About this exercise: Before doing anything else, copy the entries below exactly.

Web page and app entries

[Start of Attachment]

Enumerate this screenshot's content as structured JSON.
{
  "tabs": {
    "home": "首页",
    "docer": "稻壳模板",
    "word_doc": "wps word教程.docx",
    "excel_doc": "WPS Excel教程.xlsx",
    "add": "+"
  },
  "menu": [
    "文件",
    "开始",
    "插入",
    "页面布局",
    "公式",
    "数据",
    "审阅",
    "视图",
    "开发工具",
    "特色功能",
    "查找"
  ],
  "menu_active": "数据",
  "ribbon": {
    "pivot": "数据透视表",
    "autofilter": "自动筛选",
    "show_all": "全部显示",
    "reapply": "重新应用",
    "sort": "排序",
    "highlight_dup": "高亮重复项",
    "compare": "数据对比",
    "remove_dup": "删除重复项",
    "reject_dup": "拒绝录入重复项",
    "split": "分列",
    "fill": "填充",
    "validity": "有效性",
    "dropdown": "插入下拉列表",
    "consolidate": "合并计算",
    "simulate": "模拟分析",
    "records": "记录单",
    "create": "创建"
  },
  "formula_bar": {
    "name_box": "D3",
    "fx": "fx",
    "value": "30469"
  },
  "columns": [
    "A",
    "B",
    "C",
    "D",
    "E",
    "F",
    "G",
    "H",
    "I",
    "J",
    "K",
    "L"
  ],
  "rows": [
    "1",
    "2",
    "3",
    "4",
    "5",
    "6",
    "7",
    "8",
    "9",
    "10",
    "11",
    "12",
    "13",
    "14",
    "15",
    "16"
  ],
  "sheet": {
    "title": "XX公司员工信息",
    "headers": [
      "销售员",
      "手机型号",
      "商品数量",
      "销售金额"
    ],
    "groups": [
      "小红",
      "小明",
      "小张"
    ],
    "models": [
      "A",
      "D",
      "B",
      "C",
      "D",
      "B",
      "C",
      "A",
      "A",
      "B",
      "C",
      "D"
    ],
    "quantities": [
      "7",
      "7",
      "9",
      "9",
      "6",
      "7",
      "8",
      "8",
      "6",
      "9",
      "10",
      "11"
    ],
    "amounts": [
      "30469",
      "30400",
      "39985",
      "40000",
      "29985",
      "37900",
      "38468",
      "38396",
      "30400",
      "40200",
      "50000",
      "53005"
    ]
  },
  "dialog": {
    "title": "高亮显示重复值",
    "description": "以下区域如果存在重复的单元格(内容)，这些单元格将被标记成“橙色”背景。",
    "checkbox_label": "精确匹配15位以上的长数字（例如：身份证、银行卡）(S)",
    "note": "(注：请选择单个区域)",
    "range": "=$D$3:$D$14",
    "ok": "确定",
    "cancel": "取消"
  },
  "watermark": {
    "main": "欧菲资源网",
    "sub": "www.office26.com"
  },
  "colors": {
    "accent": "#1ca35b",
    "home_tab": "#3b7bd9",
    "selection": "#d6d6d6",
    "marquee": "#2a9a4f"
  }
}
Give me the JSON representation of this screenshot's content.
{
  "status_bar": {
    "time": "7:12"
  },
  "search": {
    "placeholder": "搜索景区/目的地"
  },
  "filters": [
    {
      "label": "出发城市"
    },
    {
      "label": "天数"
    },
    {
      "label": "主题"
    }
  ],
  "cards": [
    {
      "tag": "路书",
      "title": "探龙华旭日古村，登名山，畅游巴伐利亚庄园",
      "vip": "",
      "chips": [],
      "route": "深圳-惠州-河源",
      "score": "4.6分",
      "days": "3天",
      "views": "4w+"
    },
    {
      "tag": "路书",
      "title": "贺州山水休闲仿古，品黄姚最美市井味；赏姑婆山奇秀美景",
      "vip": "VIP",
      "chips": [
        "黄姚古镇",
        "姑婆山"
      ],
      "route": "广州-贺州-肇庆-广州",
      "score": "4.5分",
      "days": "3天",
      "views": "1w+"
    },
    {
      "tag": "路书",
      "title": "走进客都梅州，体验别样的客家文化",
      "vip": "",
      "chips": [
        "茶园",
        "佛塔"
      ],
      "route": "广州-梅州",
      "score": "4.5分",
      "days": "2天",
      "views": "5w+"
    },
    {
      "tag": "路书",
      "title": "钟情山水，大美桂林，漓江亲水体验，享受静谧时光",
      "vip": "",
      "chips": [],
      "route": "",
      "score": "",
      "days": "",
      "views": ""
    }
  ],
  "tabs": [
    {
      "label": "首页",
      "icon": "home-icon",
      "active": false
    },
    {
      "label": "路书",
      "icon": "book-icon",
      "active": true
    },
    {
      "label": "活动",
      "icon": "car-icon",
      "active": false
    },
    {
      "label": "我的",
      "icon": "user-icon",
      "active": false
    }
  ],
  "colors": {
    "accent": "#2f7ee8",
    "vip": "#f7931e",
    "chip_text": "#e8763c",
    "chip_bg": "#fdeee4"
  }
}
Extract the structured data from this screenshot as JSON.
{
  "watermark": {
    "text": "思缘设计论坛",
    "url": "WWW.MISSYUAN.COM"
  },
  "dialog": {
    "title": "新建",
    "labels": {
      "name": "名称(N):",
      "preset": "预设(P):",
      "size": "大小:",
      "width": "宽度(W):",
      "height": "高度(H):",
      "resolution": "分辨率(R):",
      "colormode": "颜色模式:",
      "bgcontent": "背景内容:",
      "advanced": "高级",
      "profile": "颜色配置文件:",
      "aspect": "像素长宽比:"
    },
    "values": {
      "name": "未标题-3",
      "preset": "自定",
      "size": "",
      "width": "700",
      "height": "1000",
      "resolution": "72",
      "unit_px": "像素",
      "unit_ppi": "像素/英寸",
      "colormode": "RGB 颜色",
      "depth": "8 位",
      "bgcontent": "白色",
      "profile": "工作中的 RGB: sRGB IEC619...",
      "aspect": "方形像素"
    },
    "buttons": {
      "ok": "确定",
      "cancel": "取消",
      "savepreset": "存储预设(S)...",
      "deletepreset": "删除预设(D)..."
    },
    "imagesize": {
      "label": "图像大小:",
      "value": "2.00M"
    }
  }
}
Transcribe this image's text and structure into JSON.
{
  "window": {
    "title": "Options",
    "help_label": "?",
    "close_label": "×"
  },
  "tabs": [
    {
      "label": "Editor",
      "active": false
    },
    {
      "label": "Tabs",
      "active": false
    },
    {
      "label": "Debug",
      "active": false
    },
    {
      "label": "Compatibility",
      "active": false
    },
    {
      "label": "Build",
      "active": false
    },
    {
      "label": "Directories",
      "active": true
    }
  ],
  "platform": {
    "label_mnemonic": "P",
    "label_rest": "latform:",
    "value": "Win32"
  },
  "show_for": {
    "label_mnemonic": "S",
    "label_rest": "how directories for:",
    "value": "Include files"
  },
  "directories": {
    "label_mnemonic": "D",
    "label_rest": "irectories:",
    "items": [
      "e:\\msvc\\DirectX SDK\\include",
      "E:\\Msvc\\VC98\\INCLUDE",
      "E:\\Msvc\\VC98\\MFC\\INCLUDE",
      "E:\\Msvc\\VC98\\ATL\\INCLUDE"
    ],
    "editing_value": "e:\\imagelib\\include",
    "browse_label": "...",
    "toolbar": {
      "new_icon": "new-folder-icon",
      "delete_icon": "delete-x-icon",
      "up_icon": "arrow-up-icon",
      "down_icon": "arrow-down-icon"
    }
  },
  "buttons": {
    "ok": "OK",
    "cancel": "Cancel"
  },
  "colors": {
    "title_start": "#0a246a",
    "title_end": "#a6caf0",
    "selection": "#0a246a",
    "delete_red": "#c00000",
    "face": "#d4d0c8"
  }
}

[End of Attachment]

Exercise answer:
Enumerate this screenshot's content as structured JSON.
{
  "tabs": {
    "home": "首页",
    "docer": "稻壳模板",
    "word_doc": "wps word教程.docx",
    "excel_doc": "WPS Excel教程.xlsx",
    "add": "+"
  },
  "menu": [
    "文件",
    "开始",
    "插入",
    "页面布局",
    "公式",
    "数据",
    "审阅",
    "视图",
    "开发工具",
    "特色功能",
    "查找"
  ],
  "menu_active": "数据",
  "ribbon": {
    "pivot": "数据透视表",
    "autofilter": "自动筛选",
    "show_all": "全部显示",
    "reapply": "重新应用",
    "sort": "排序",
    "highlight_dup": "高亮重复项",
    "compare": "数据对比",
    "remove_dup": "删除重复项",
    "reject_dup": "拒绝录入重复项",
    "split": "分列",
    "fill": "填充",
    "validity": "有效性",
    "dropdown": "插入下拉列表",
    "consolidate": "合并计算",
    "simulate": "模拟分析",
    "records": "记录单",
    "create": "创建"
  },
  "formula_bar": {
    "name_box": "D3",
    "fx": "fx",
    "value": "30469"
  },
  "columns": [
    "A",
    "B",
    "C",
    "D",
    "E",
    "F",
    "G",
    "H",
    "I",
    "J",
    "K",
    "L"
  ],
  "rows": [
    "1",
    "2",
    "3",
    "4",
    "5",
    "6",
    "7",
    "8",
    "9",
    "10",
    "11",
    "12",
    "13",
    "14",
    "15",
    "16"
  ],
  "sheet": {
    "title": "XX公司员工信息",
    "headers": [
      "销售员",
      "手机型号",
      "商品数量",
      "销售金额"
    ],
    "groups": [
      "小红",
      "小明",
      "小张"
    ],
    "models": [
      "A",
      "D",
      "B",
      "C",
      "D",
      "B",
      "C",
      "A",
      "A",
      "B",
      "C",
      "D"
    ],
    "quantities": [
      "7",
      "7",
      "9",
      "9",
      "6",
      "7",
      "8",
      "8",
      "6",
      "9",
      "10",
      "11"
    ],
    "amounts": [
      "30469",
      "30400",
      "39985",
      "40000",
      "29985",
      "37900",
      "38468",
      "38396",
      "30400",
      "40200",
      "50000",
      "53005"
    ]
  },
  "dialog": {
    "title": "高亮显示重复值",
    "description": "以下区域如果存在重复的单元格(内容)，这些单元格将被标记成“橙色”背景。",
    "checkbox_label": "精确匹配15位以上的长数字（例如：身份证、银行卡）(S)",
    "note": "(注：请选择单个区域)",
    "range": "=$D$3:$D$14",
    "ok": "确定",
    "cancel": "取消"
  },
  "watermark": {
    "main": "欧菲资源网",
    "sub": "www.office26.com"
  },
  "colors": {
    "accent": "#1ca35b",
    "home_tab": "#3b7bd9",
    "selection": "#d6d6d6",
    "marquee": "#2a9a4f"
  }
}
Give me the JSON representation of this screenshot's content.
{
  "status_bar": {
    "time": "7:12"
  },
  "search": {
    "placeholder": "搜索景区/目的地"
  },
  "filters": [
    {
      "label": "出发城市"
    },
    {
      "label": "天数"
    },
    {
      "label": "主题"
    }
  ],
  "cards": [
    {
      "tag": "路书",
      "title": "探龙华旭日古村，登名山，畅游巴伐利亚庄园",
      "vip": "",
      "chips": [],
      "route": "深圳-惠州-河源",
      "score": "4.6分",
      "days": "3天",
      "views": "4w+"
    },
    {
      "tag": "路书",
      "title": "贺州山水休闲仿古，品黄姚最美市井味；赏姑婆山奇秀美景",
      "vip": "VIP",
      "chips": [
        "黄姚古镇",
        "姑婆山"
      ],
      "route": "广州-贺州-肇庆-广州",
      "score": "4.5分",
      "days": "3天",
      "views": "1w+"
    },
    {
      "tag": "路书",
      "title": "走进客都梅州，体验别样的客家文化",
      "vip": "",
      "chips": [
        "茶园",
        "佛塔"
      ],
      "route": "广州-梅州",
      "score": "4.5分",
      "days": "2天",
      "views": "5w+"
    },
    {
      "tag": "路书",
      "title": "钟情山水，大美桂林，漓江亲水体验，享受静谧时光",
      "vip": "",
      "chips": [],
      "route": "",
      "score": "",
      "days": "",
      "views": ""
    }
  ],
  "tabs": [
    {
      "label": "首页",
      "icon": "home-icon",
      "active": false
    },
    {
      "label": "路书",
      "icon": "book-icon",
      "active": true
    },
    {
      "label": "活动",
      "icon": "car-icon",
      "active": false
    },
    {
      "label": "我的",
      "icon": "user-icon",
      "active": false
    }
  ],
  "colors": {
    "accent": "#2f7ee8",
    "vip": "#f7931e",
    "chip_text": "#e8763c",
    "chip_bg": "#fdeee4"
  }
}
Extract the structured data from this screenshot as JSON.
{
  "watermark": {
    "text": "思缘设计论坛",
    "url": "WWW.MISSYUAN.COM"
  },
  "dialog": {
    "title": "新建",
    "labels": {
      "name": "名称(N):",
      "preset": "预设(P):",
      "size": "大小:",
      "width": "宽度(W):",
      "height": "高度(H):",
      "resolution": "分辨率(R):",
      "colormode": "颜色模式:",
      "bgcontent": "背景内容:",
      "advanced": "高级",
      "profile": "颜色配置文件:",
      "aspect": "像素长宽比:"
    },
    "values": {
      "name": "未标题-3",
      "preset": "自定",
      "size": "",
      "width": "700",
      "height": "1000",
      "resolution": "72",
      "unit_px": "像素",
      "unit_ppi": "像素/英寸",
      "colormode": "RGB 颜色",
      "depth": "8 位",
      "bgcontent": "白色",
      "profile": "工作中的 RGB: sRGB IEC619...",
      "aspect": "方形像素"
    },
    "buttons": {
      "ok": "确定",
      "cancel": "取消",
      "savepreset": "存储预设(S)...",
      "deletepreset": "删除预设(D)..."
    },
    "imagesize": {
      "label": "图像大小:",
      "value": "2.00M"
    }
  }
}
Transcribe this image's text and structure into JSON.
{
  "window": {
    "title": "Options",
    "help_label": "?",
    "close_label": "×"
  },
  "tabs": [
    {
      "label": "Editor",
      "active": false
    },
    {
      "label": "Tabs",
      "active": false
    },
    {
      "label": "Debug",
      "active": false
    },
    {
      "label": "Compatibility",
      "active": false
    },
    {
      "label": "Build",
      "active": false
    },
    {
      "label": "Directories",
      "active": true
    }
  ],
  "platform": {
    "label_mnemonic": "P",
    "label_rest": "latform:",
    "value": "Win32"
  },
  "show_for": {
    "label_mnemonic": "S",
    "label_rest": "how directories for:",
    "value": "Include files"
  },
  "directories": {
    "label_mnemonic": "D",
    "label_rest": "irectories:",
    "items": [
      "e:\\msvc\\DirectX SDK\\include",
      "E:\\Msvc\\VC98\\INCLUDE",
      "E:\\Msvc\\VC98\\MFC\\INCLUDE",
      "E:\\Msvc\\VC98\\ATL\\INCLUDE"
    ],
    "editing_value": "e:\\imagelib\\include",
    "browse_label": "...",
    "toolbar": {
      "new_icon": "new-folder-icon",
      "delete_icon": "delete-x-icon",
      "up_icon": "arrow-up-icon",
      "down_icon": "arrow-down-icon"
    }
  },
  "buttons": {
    "ok": "OK",
    "cancel": "Cancel"
  },
  "colors": {
    "title_start": "#0a246a",
    "title_end": "#a6caf0",
    "selection": "#0a246a",
    "delete_red": "#c00000",
    "face": "#d4d0c8"
  }
}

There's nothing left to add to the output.